The Children’s Program Page
Our programs are evident all around you when you enter our centre.The programs are not just happening in the rooms with the children, but are in the foyer, in the hallways, in the garden and in the staff room. What we do is not confined to a space, but is a feeling, it is what you hear and it is what you see. We know that finding that special place where your child can feel nurtured and where you can have peace of mind is important and that is what we want you to feel through our programs.
It is now widely acknowledged that learning begins at birth and has a profound effect on lifelong development and adult well-being. Experts agree that a high quality child care environment provides children with excellent learning opportunities to optimize their physical, cognitive, cultural, social and emotional development. Our program aims to provide for your child a unique beginning for lifelong learning where children are celebrated and encouraged to learn in a way that develops their self-esteem and natural curiosity.
Our Centre programming is primarily based on the intentional emergent curriculum, which embraces the interests of the children and is responsive to their curiosity and thinking. Projects are used as a medium to wonder, explore and construct meaning about our community and wider world. Staff plan a suitable program that meets the needs and interests of the children, driven by the interests of the children and based on what they observe about the individual children. They formulate experiences that match the children’s needs, interests and stages of development.
The program is made up of all the activities, learning experiences, routines and staff/child interactions that happen in day care.
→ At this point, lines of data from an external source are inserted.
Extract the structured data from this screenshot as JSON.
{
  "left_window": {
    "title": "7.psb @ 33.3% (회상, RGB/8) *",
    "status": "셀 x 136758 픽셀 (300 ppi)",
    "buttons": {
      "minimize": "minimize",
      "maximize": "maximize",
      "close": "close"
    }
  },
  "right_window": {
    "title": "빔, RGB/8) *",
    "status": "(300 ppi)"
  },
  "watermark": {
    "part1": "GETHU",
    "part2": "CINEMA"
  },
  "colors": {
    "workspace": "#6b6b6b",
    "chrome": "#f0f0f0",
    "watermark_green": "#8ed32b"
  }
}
All these things need to be planned for, carried out and evaluated. Experiences include music, drama, games, storytelling, reading, dance movement, water play and a wide range of creative arts. We provide times for exploratory play and social interaction. Our Program follows the Early Years Learning Framework (which describes the principles, practice and outcomes essential to support and enhance young children’s learning from birth to five years of age, as well as their transition to school), in conjunction with Victorian Early Years Learning and Development Framework: Birth to 8 years (Victorian Framework) as endorsed by the Department Education and Early Childhood Development (DEECD).
Emergent curriculum describes curriculum that develops from exploring what is relevant, interesting and personally meaningful to children. “As Educators, we make choices for children that reflect our values; at the same time we keep our plans open-ended and responsive to children.”
Key features of an Intentional emergent curriculum:
1. Emergent curriculum is not a linear process. An emergent curriculum is constantly evolving in response to children’s changing needs and interests, parental and community interests and concerns, and teachers’ priorities. Each of these key elements shapes the direction for future learning.
2. Emergent curriculum is cyclical. As Educators get to know children and their families, they observe children’s learning, discuss and share ideas with colleagues and families, interact with children and continue to monitor learning progress and document learning. This process is repeated continually.
3. Emergent curriculum is flexible and responsive. Educators plan flexibly with children, as curriculum is constantly evolving in response to children’s interests, building on children’s strengths and needs.
4. Emergent curriculum is collaborative. Emergent curriculum provides opportunities for adults and children to contribute to decision making processes.
5. Emergent curriculum makes children’s learning and Educators thinking visible. Educators document learning with children, colleagues and parents. They engage partners in discussion and reflection about their learning experiences and document learning through a range of tools to make the learning process visible. In the process, Educators own thinking, planning and decision-making is made visible.
In the childcare setting, planning and recording the learning experiences that develop from children’s interests, passions, strengths and needs, is an important part of educator’s intentional teaching practices. The topics of interest that emerge are often linked to children’s play, their experiences at home, a community event, and priorities that emerge from conversations between children; children and Educators; and Educators, parents and other partners. The benefits of using an intentional emergent curriculum approach to teaching and learning are evident for children, Educators and partners.
We recognise and value the importance of a child’s family and context and strive to work closely with families. Our programming recognises that children need to feel safe and secure in a predictable environment. Programs are flexible and responsive to individual children’s interests and take into consideration children’s emerging sense of autonomy (“I can do it”), well-being and belonging.